The operation ran from April 3 to 9, 2018 and included Antigua and Barbuda, Aruba, Barbados, Belize, Colombia, Curacao, Guyana, Jamaica, St. Lucia, Suriname, SVG, Trinidad and Tobago, Turks and Caicos Islands, Brazil, and Venezuela.
The prime minister said the SVG leg of the operation was conducted on April 4.
He said that Interpol set up a command centre at the Joint Regional Coordination Centre in Barbados, which is under the CARICOM arrangement with IMPACTS and this command centre was in constant communication with Interpol’s head office in Lyons, France and Buenos Aires, Argentina.
“During this operation, a local business entity suspected of being involved in human trafficking was targeted for this operation. Three persons were detained along with cash, cellular phone, laptops and other items. These persons were interviewed by law enforcement officers and were later released, pending further investigations.”
Gonsalves said that two of these persons were workers and the other, the owner of the business.
He said that the Anti-Trafficking in Persons Unit of the SVG Police Force interviewed the potential victims — the workers – “have made certain conclusions that up to that point in their investigations that the elements that are necessary to determine a case of human trafficking were not present though the investigation continues”.

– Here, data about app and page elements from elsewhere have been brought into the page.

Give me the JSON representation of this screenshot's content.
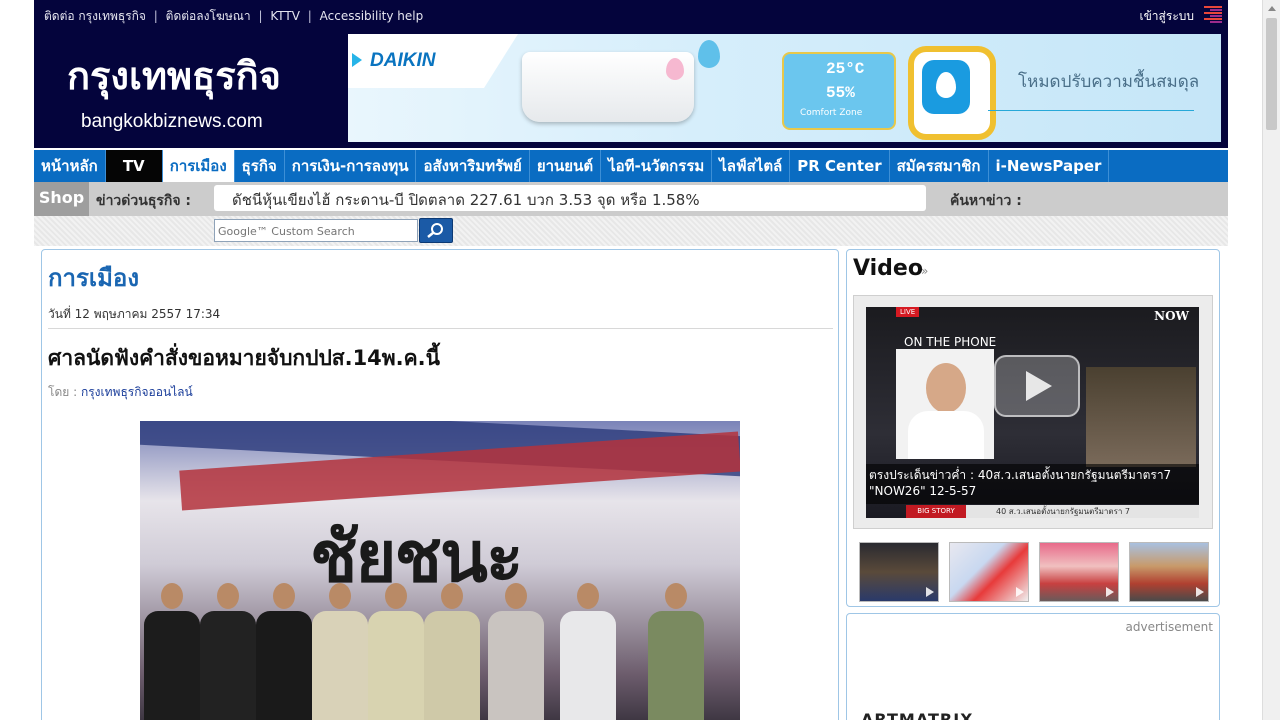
{
  "topbar": {
    "links": [
      "ติดต่อ กรุงเทพธุรกิจ",
      "ติดต่อลงโฆษณา",
      "KTTV",
      "Accessibility help"
    ],
    "separator": "|",
    "login": "เข้าสู่ระบบ"
  },
  "header": {
    "logo_thai": "กรุงเทพธุรกิจ",
    "logo_url": "bangkokbiznews.com"
  },
  "banner": {
    "brand": "DAIKIN",
    "temp": "25°C",
    "humidity": "55%",
    "zone": "Comfort Zone",
    "tagline": "โหมดปรับความชื้นสมดุล"
  },
  "nav": {
    "items": [
      "หน้าหลัก",
      "TV",
      "การเมือง",
      "ธุรกิจ",
      "การเงิน-การลงทุน",
      "อสังหาริมทรัพย์",
      "ยานยนต์",
      "ไอที-นวัตกรรม",
      "ไลฟ์สไตล์",
      "PR Center",
      "สมัครสมาชิก",
      "i-NewsPaper"
    ],
    "active": "การเมือง"
  },
  "ticker": {
    "shop": "Shop",
    "label": "ข่าวด่วนธุรกิจ :",
    "text": "ดัชนีหุ้นเขียงไฮ้ กระดาน-บี ปิดตลาด 227.61 บวก 3.53 จุด หรือ 1.58%",
    "search_label": "ค้นหาข่าว :"
  },
  "search": {
    "placeholder": "Google™ Custom Search"
  },
  "article": {
    "section": "การเมือง",
    "date": "วันที่ 12 พฤษภาคม 2557 17:34",
    "headline": "ศาลนัดฟังคำสั่งขอหมายจับกปปส.14พ.ค.นี้",
    "by_label": "โดย :",
    "author": "กรุงเทพธุรกิจออนไลน์"
  },
  "video": {
    "title": "Video",
    "live": "LIVE",
    "now": "NOW",
    "on_phone": "ON THE PHONE",
    "caption": "ตรงประเด็นข่าวค่ำ : 40ส.ว.เสนอตั้งนายกรัฐมนตรีมาตรา7 \"NOW26\" 12-5-57",
    "big_story": "BIG STORY",
    "strip": "40 ส.ว.เสนอตั้งนายกรัฐมนตรีมาตรา 7"
  },
  "ad": {
    "label": "advertisement",
    "brand": "ARTMATRIX"
  },
  "colors": {
    "navy": "#04043c",
    "nav_blue": "#0a6cc2",
    "section_blue": "#1a66b2",
    "panel_border": "#9fc6e6"
  }
}
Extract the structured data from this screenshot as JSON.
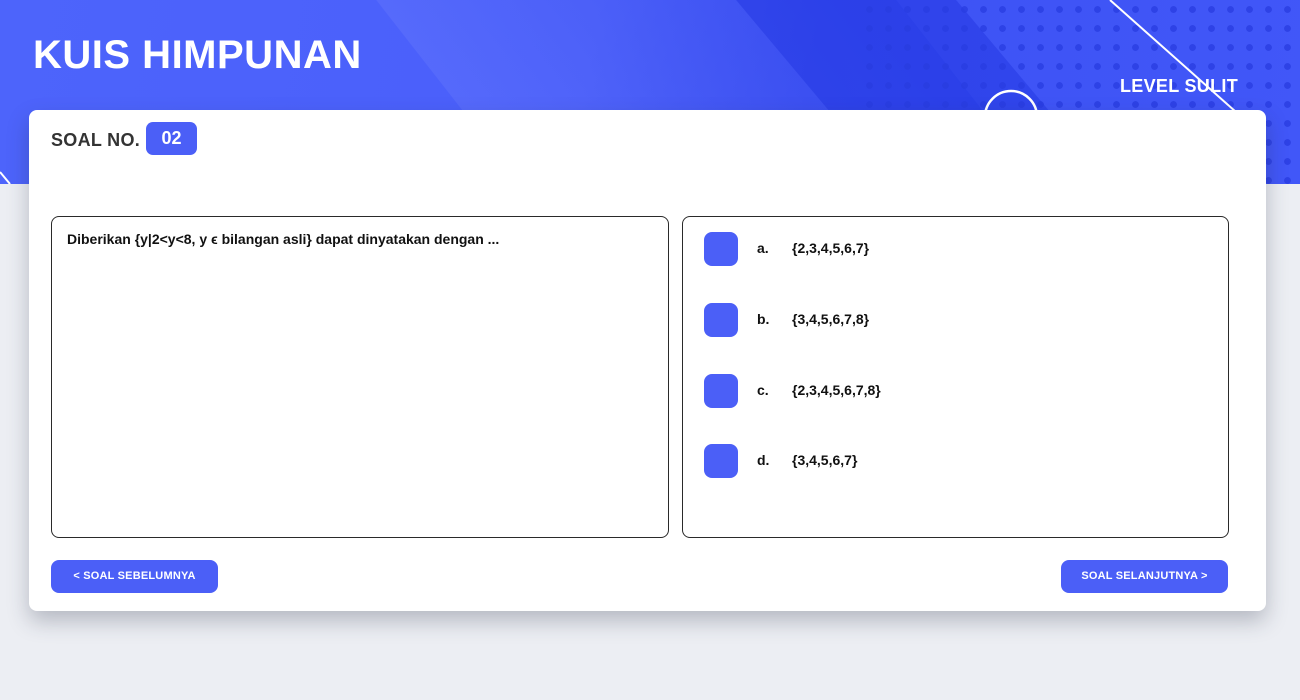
{
  "header": {
    "title": "KUIS HIMPUNAN",
    "level": "LEVEL SULIT"
  },
  "question": {
    "label": "SOAL NO.",
    "number": "02",
    "text": "Diberikan {y|2<y<8, y ϵ bilangan asli} dapat dinyatakan dengan ..."
  },
  "options": [
    {
      "letter": "a.",
      "value": "{2,3,4,5,6,7}"
    },
    {
      "letter": "b.",
      "value": "{3,4,5,6,7,8}"
    },
    {
      "letter": "c.",
      "value": "{2,3,4,5,6,7,8}"
    },
    {
      "letter": "d.",
      "value": "{3,4,5,6,7}"
    }
  ],
  "nav": {
    "prev_label": "< SOAL SEBELUMNYA",
    "next_label": "SOAL SELANJUTNYA >"
  },
  "colors": {
    "accent": "#4b5ff7",
    "header_bg": "#4a5ffb",
    "page_bg": "#eceef3"
  }
}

Gonsalves, who is also Minister of Legal Affairs, said that a meeting was held with the acting Director of Public Prosecutions and a file is currently being prepared for onward transmission to the office for further directions.
The Financial Intelligence Unit (FIU), which was part of this operation and had seized just over US$11,000 has since returned it to the owner of the business “after conducting their due diligence checks and was satisfied that the money was derived from legitimate sources and means.
‘The cellular phones and laptops were analysed by professionals in the IT department [of the police force] and thus far, no materials of a criminal nature were discovered on these items.”
The development comes as the Gonsalves-led government has repeatedly rebutted reports by international organisations and foreign governments, including the U.S. State Department claiming that human trafficking exists in SVG.
In Parliament on Thursday, Gonsalves restated his government’s position on human trafficking, saying that SVG subscribes to United National Sustainable Development Goals, including the one targeting human trafficking
In addition to enacting the Prevention of Trafficking in Persons Act of 2011, Gonsalves said that his government has set up a national Taskforce against human trafficking and the Inter-Ministerial Working Group Against Human Trafficking.
He noted the creation of a national action plan to combat human trafficking and the establishment of the Anti-Trafficking in Persons Unit in the RSVG Police Force.
In 2016, a Vincentian businessman was freed of three counts of human trafficking, the first and only such case in St. Vincent and the Grenadines.
The prosecution interrupted the proceedings and withdrew the charges against 61-year-old Adrian Deane of Brighton, owner of Farmer’s Market Bakery & Snackette in Arnos Vale.
Deane had been accused of trafficking three Jamaicans to SVG, a charge he denied.
The prosecution pulled the plug on the case after defence attorney Grant Connell had crossed-examined two witnesses, including then Head of the Criminal Investigations Department of the Police Force, detective Superintendent of Police Ruth Jacobs, who has since retired.
Gonsalves cited that case to parliament on Thursday.
He further said that in 2017, the Anti-Trafficking in Persons Unit was instrumental in derailing and shutting down “the efforts of an entertainment agency which sought to recruit young Vincentian females to be dancers and models.
“This so-called entertainment agency used the social media, mainly Facebook, to recruit the females, enticing them with lucrative salaries in return for signing up to work for the agency.”
The prime minister said that the unit issued a press release warning the public about the dangers of getting involved.
“And in the end, intelligence reveals that the owners/operators, though they had not as yet carried out their particular nefarious plan were actually luring the females preparatory to doing so,” he said.